January 18, 2016

I had the pleasure of being invited to the Rail Private Car Alliance convention in Tyler over the weekend and jumping aboard a special steam train excursion on the Texas State Railroad courtesy of Iowa Pacific, the operator of the historic line.

While the steam trip was a thrill with a run-by photo shoot over the Neches River, the eyeopener of the convention was the interest in railroading that is bubbling up from millennials (those that are closer to registering to vote rather than those closer to registering for Social Security). There is a keen interest brewing in the younger generations that not only want to learn about railroads, old and new, but they want to be a part of it. It could be with a tourist railroad working part-time while going to school, interest in a college level rail degree in engineering or a desire to move up the ranks with Class 1's in management over time.

Older, "graying" organizations like the Rail Private Car Alliance, The National Railway Historical Society (NRHS), the National Association of Railroad Passengers(NARP) and others that focus on everything from history and private car ownership to influencing public policy are actively helping to foster the next generation that has a passion for rail.  And those young professionals are coming out to see what this "rail thing" is all about. To hear some of the stories of how they got interested in railroading on purpose or by accident was inspiring. A seventeen year old high school student talked about how he books special event trains for a tourist railroad and handles tens of thousands of dollars in revenue. Another said she would wave at a train passing by her home every day and got the bug to get involved.

The NRHS hosts a one week rail camp each summer for high school students, NARP has energized college campus students to become pro-active for the high speed rail project here in Texas and has recognized a high school project in Crawfordsville, Indiana that restored the city's passenger rail stop. Other groups around the country are also getting involved.

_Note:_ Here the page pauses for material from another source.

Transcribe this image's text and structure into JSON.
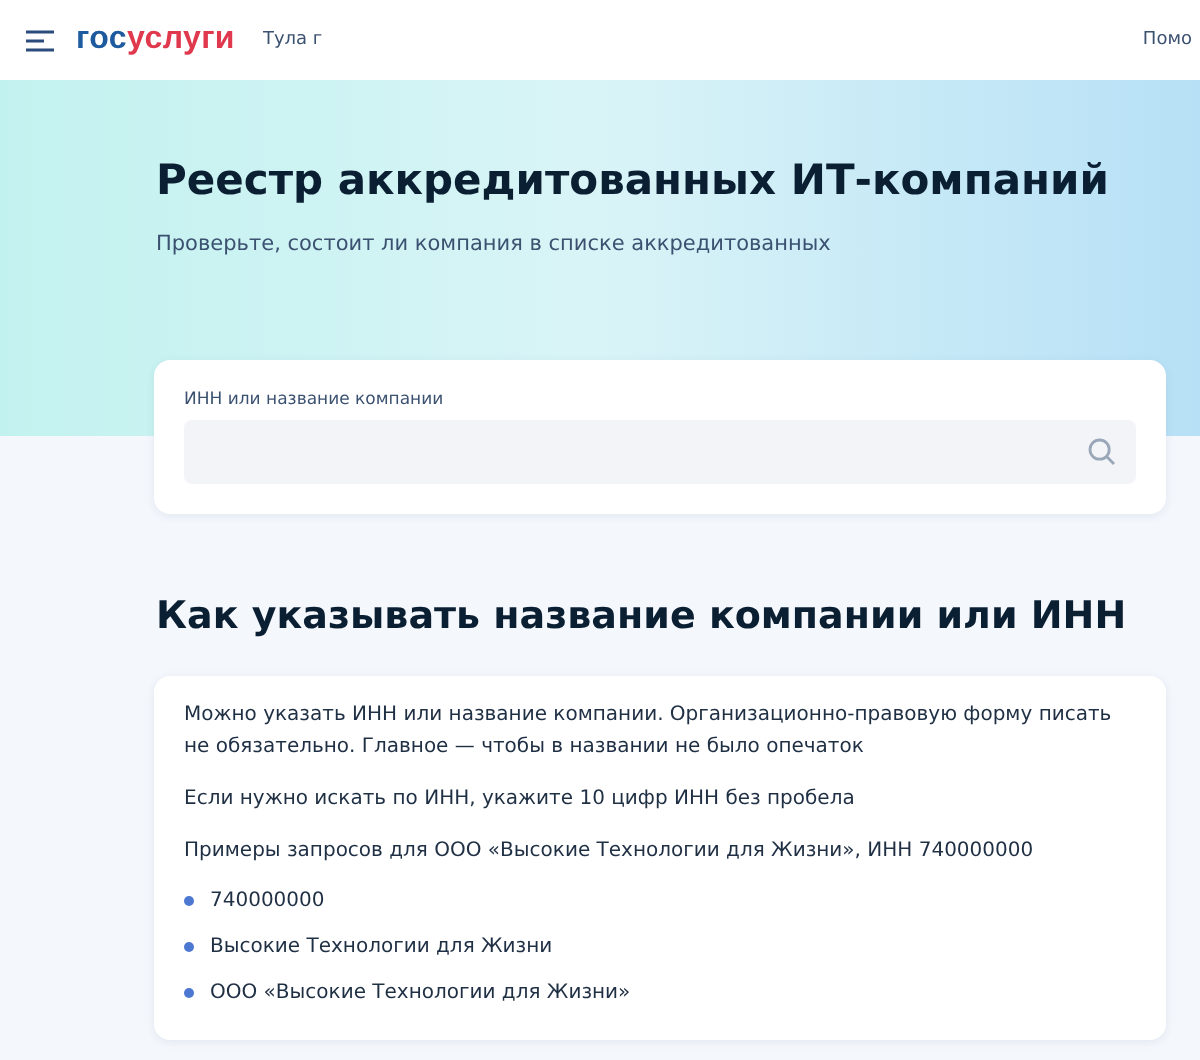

These are millennials that aren't sitting behind a monitor at home playing video games. They are out in the real world and they are making a difference. These are the people we need to continue to nourish and help them grow.